The six essays that follow each focus on a particular patristic author (Cyprian, Hilary, Ambrose, Fulgentius, and Paulinus of Nola) or, in one case, a cluster of authors (“les Pères grecs”). In general, these contributions delve after Florus’ manuscript sources and seek to reconstruct the recensions of these patristic authorities that were available to him at Lyons, in some cases taking modern editors to task who do not account for the trove of evidence provided by the industry of the cathedral master of Lyon, whose florilegium might possibly preserve “un exemplaire antique perdu” (p. 84). Among these papers, Emanuela Colombi’s essay on the Greek Fathers stands out, because so little work has been done on the tradition of Latin translations of Greek patristics and the influence of these eastern texts on western doctrine and devotion. The volume concludes with a departure from the Collectio. Shari Boodts offers a comparative perspective by showing what the Expositio can tell us about the decision-making behind Florus’ selection of extracts through an examination of his use of Augustine’s Sermones ad populum.
This collection deserves a place next to the recent critical edition of Florus’ Collectio, which it complements so well, and represents an important contribution to the study of early medieval florilegia. In recent years, scholars have been wise to realize that compilations such as the Collectio (and the Expositio) have much to tell us about the manuscript resources available to early medieval scholars like Florus. They are also indicative of the intentions of those scholars by providing insights into the decisions that they made when constructing these edifices of patristic teaching. This volume comes equipped with helpful tools, such as a collective bibliography and an index of manuscripts cited in the papers. A full-color plate of reproductions of sample pages from the two surviving manuscripts of the Collectio is a nice touch, although the second of the two is a little too blurry to read. The best part about this book—aside from the erudition and insights of its contents—is the price: it is free to download through OpenEdition Books.4

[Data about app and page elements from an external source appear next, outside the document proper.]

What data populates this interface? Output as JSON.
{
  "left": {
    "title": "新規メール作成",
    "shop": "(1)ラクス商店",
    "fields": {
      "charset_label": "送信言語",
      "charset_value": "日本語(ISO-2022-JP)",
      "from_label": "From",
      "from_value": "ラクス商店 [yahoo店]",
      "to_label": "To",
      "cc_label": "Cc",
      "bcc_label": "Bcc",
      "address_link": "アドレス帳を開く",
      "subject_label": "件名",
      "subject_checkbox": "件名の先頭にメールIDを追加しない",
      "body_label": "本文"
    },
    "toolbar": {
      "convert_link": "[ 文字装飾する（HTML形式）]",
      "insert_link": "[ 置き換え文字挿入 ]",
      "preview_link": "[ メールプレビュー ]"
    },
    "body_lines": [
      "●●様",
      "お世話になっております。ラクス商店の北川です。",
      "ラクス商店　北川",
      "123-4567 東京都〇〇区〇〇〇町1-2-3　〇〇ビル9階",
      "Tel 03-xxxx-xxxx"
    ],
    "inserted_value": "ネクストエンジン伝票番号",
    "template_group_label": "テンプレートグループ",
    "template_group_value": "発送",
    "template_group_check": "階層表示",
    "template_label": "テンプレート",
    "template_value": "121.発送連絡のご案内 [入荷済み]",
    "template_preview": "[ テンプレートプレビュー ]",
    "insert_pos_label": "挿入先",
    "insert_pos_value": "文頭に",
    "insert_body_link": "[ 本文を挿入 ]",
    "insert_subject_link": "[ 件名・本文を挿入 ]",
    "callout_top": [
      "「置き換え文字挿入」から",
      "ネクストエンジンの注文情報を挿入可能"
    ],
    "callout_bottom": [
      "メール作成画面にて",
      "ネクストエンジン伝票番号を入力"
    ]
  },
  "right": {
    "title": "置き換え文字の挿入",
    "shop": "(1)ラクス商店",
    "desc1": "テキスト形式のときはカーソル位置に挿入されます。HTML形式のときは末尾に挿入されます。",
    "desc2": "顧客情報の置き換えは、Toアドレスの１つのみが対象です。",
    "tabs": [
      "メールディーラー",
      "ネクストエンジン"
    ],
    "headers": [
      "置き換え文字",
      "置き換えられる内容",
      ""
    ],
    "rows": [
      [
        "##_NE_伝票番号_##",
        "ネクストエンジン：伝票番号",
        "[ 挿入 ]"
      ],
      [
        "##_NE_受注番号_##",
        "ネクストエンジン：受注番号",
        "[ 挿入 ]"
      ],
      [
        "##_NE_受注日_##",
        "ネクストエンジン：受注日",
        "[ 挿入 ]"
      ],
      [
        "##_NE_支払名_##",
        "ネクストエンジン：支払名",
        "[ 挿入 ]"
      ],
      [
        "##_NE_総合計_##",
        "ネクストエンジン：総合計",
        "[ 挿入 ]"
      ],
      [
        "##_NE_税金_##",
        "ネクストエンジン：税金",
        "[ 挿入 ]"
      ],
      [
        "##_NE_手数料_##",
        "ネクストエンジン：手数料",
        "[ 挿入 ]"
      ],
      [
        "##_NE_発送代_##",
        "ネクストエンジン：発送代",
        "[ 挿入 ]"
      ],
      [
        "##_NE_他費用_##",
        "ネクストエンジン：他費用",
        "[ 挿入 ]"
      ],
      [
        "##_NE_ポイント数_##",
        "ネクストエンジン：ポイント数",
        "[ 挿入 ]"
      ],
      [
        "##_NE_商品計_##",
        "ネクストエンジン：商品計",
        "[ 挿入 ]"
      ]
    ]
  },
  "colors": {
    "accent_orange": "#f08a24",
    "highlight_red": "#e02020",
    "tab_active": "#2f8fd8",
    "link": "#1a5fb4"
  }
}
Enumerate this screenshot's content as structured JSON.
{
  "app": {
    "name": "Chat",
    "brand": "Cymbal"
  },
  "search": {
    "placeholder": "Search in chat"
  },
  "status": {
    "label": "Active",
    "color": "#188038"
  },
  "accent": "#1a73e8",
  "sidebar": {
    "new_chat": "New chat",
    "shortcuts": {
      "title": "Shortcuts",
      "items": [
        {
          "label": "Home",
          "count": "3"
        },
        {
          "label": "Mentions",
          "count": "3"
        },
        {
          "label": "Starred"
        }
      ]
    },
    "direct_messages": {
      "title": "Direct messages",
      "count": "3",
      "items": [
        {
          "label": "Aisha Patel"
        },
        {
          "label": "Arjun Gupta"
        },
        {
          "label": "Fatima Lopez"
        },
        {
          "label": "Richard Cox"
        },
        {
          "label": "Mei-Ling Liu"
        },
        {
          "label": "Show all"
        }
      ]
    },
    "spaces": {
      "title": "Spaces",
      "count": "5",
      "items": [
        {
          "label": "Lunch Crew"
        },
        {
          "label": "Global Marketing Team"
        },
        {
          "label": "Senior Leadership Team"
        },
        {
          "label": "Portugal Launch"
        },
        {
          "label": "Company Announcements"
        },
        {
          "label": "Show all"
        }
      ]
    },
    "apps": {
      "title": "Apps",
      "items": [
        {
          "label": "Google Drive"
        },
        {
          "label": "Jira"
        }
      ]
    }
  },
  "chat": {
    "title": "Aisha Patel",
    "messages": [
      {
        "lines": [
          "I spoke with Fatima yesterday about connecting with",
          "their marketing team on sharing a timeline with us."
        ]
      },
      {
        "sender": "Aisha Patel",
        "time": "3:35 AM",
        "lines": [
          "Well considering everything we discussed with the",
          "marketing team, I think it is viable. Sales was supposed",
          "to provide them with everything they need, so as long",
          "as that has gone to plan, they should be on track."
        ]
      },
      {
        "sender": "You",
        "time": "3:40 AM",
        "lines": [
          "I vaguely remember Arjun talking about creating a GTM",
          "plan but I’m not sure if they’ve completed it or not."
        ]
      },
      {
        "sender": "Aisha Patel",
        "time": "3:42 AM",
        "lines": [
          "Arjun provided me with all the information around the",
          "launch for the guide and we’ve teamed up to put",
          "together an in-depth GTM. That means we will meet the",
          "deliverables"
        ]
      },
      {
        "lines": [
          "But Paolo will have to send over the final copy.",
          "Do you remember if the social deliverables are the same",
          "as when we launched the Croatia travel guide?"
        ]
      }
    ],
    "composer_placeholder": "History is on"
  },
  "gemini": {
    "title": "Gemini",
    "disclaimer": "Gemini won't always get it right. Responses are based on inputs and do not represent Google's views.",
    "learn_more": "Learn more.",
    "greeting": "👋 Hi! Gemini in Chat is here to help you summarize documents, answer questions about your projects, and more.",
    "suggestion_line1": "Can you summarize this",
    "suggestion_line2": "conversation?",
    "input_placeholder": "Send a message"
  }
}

1. Most of Florus’ works are available in J.-P. Migne’s Patrologia Latina, vol. 119 (Paris, 1880), cols. 9-420, but new editions have begun to appear. See K. Zechiel-Eckes, “Florus von Lyon, Amalarius von Metz und der Traktat über die Bishofswahl,” Revue bénédictine 106 (1996): 109-133, at pp. 129-133 (an edition of Florus’ De electionibus Episcoporum); and Florus Lugdunensis, Opera polemica, ed. K. Zechiel-Eckes and E. Frauenknecht, Corpus Christianorum: Continuatio Mediaevalis (hereafter CCCM) 260 (Turnhout, 2014).
2. Shari Boodts and Gert Partoens, “The Transmission of Florus of Lyons’ Expositio epistolarum beati Pauli apostoli : State of the Art and New Results,” in Commentaries, Catenae and Biblical Tradition: Papers from the Ninth Birmingham Colloquium on the Textual Criticism of the New Testament, ed. H. A. G. Houghton (Piscataway, NJ, 2016), pp. 253-276. A critical edition of the Expositio is underway for the series CCCM, the first volume of which appeared in 2011: Florus Lugdunensis, Expositio in epistolas beati Pauli ex operibus sancti Augustini III: In epistolam secundam ad Corinthios, In epistolas ad Galatas, Ephesios et Philippenses, CCCM 220B (Turnhout, 2011).
3. Florus Lugdunensis, Collectio ex dictis XII Patrum, ed. Paul-Irénée Fransen et al., 3 vols., CCCM 193, 193A, and 193B (Turnhout, 2002-2007).